That something will remain unseen throughout an entire film and yet will surround the characters and prove vital to the production's success.
That something is the film's musical score. And the directors and composers who took part in a Sundance Film Festival roundtable discussion Tuesday stressed the critical role music plays in the moviemaking process and the audience's experience.
"Producers think that they are experts on music," said George Hickenlooper, director of the Sundance offering "The Man from Elysian Fields."
"But ultimately, the composer is the most important person on a film, next to the DP (director of photography). I think the music should be there to serve the telling of the story."
Hickenlooper, who has di-rected more than a dozen projects, has settled into a comfortable working relationship with composer Anthony Marinelli — the first composer he has worked with more than once. Hickenlooper said good creative chemistry between a director and a composer is essential.
"Anthony had 10 pages of notes, single-spaced, and came with all these incredible ideas," Hickenlooper said of the first time they worked together. "It's great to find someone and build a relationship together because you grow together."
Marinelli said he often brings his piano to the set and will sometimes end up being in a film.
But close working relationships like that are not necessarily the norm.
Graeme Revell, composer for the Sundance entry "Human Nature" and films like "Titan A.E." and "Blow," said he had an interesting experience in submitting music to director Michael Mann for his 1999 film "The Insider."
"I was writing for four scenes, and I wasn't allowed to see any of the scenes or know anything about the characters," Revell said. "Three pieces got used. And not where I wrote them for. So there are many ways of doing things."
Jeff Danna, composer for "The Kid Stays in the Picture," said he was able to visit a farm where one scene was to be filmed. He stayed for several hours before going home and writing the music that wound up being used for that scene.
"It's nice to get that vibe if you can," Danna said. "It doesn't happen that often."
The composers also discussed the practice of "temping" a film, which is when directors will put a temporary soundtrack down as they edit the film — often music from a composer's previous film.

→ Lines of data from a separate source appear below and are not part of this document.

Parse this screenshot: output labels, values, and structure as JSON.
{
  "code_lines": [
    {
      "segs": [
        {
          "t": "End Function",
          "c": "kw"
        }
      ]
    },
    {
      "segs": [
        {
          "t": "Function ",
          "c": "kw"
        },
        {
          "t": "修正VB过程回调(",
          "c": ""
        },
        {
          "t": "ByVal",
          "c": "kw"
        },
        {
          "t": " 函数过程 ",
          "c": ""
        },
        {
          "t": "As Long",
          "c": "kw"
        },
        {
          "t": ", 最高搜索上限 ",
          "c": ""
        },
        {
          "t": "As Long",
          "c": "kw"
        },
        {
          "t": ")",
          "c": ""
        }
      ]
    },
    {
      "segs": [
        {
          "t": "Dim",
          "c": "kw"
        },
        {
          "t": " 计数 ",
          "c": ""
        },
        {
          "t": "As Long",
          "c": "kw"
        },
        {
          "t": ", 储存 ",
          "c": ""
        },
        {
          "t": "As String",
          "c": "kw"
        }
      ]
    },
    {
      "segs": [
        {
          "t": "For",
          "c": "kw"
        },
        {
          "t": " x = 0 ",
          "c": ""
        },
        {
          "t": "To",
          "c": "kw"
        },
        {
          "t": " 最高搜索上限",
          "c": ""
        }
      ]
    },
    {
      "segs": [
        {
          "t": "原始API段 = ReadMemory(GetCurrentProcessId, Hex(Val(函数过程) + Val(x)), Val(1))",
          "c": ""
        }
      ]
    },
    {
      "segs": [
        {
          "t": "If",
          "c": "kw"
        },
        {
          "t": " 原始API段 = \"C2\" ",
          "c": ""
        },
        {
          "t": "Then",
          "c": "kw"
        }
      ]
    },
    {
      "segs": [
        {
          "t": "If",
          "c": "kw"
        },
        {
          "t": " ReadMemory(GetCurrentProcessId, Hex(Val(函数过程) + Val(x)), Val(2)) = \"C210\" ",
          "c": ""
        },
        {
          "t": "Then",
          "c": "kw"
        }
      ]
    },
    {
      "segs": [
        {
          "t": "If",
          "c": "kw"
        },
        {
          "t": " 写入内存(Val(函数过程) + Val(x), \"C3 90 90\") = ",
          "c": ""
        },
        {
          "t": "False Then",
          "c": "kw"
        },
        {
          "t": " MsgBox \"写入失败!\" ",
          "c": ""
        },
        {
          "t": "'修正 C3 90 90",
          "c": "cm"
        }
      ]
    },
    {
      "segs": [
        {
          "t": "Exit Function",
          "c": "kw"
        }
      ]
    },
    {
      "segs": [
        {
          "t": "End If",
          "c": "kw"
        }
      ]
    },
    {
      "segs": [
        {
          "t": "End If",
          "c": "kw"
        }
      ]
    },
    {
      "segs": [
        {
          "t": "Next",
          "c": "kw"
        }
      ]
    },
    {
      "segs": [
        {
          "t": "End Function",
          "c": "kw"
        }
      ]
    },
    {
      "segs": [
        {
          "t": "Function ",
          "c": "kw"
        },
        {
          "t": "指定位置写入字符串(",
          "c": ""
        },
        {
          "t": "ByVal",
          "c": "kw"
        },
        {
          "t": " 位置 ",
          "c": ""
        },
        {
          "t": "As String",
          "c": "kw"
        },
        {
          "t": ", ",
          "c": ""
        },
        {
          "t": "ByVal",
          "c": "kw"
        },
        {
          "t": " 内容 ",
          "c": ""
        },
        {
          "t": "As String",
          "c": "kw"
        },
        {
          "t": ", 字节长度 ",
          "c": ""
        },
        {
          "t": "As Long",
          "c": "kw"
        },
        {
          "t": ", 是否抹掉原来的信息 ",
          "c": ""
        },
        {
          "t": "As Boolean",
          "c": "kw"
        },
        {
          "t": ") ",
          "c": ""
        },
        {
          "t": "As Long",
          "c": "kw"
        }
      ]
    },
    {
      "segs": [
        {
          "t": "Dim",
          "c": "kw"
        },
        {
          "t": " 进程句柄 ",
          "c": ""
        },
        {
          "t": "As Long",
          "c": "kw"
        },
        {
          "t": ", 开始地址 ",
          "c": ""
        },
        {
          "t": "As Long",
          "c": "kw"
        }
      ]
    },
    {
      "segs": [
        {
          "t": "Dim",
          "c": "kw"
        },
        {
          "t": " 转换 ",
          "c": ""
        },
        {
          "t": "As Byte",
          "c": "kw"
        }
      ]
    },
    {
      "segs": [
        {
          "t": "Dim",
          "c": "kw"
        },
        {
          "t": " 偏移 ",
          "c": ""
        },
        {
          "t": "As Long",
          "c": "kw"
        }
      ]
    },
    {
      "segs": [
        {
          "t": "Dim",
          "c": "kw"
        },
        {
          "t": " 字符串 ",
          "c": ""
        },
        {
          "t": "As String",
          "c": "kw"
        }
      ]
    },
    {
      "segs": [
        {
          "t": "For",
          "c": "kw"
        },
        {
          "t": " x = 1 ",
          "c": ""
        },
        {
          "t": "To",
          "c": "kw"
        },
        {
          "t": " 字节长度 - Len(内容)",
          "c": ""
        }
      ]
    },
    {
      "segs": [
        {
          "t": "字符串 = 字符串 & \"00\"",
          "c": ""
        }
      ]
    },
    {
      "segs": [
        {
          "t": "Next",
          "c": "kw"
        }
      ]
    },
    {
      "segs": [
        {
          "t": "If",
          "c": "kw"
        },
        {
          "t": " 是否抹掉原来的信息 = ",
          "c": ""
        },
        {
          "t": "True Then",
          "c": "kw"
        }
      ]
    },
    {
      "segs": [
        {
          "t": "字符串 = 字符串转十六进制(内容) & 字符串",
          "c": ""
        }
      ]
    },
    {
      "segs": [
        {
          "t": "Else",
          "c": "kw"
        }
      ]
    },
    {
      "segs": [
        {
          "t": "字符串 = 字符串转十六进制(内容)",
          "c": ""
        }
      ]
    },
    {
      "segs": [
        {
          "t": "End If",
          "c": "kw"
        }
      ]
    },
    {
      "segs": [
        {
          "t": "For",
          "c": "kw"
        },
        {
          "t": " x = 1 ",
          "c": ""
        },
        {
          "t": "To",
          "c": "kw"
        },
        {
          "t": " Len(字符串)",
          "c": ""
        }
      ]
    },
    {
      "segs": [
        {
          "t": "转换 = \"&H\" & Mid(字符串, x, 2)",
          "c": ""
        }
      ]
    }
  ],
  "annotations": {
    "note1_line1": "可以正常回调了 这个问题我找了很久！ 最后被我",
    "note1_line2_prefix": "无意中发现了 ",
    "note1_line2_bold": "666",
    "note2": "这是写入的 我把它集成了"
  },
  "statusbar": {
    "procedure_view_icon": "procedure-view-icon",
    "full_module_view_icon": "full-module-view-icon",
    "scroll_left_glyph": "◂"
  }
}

That, they said, can create a scenario in which composers begin to repeat themselves, and their music sounds the same from one production to the next.
And, "there are some big-name composers who steal from other composers because they make so much money and they get lazy," Revell said.
Hickenlooper said he doesn't like the trend of inserting pop music hits into a film score.
"It takes me out of the movie," he said. "It's sort of two aesthetics competing against each other."
Most of the composers essentially stumbled into the film business, either being in the right place at the right time or coming to it through their own evolution as music writers.
"Just do your thing and if someone likes it you'll have a career," Marinelli said. "Otherwise, you're still just doing your thing."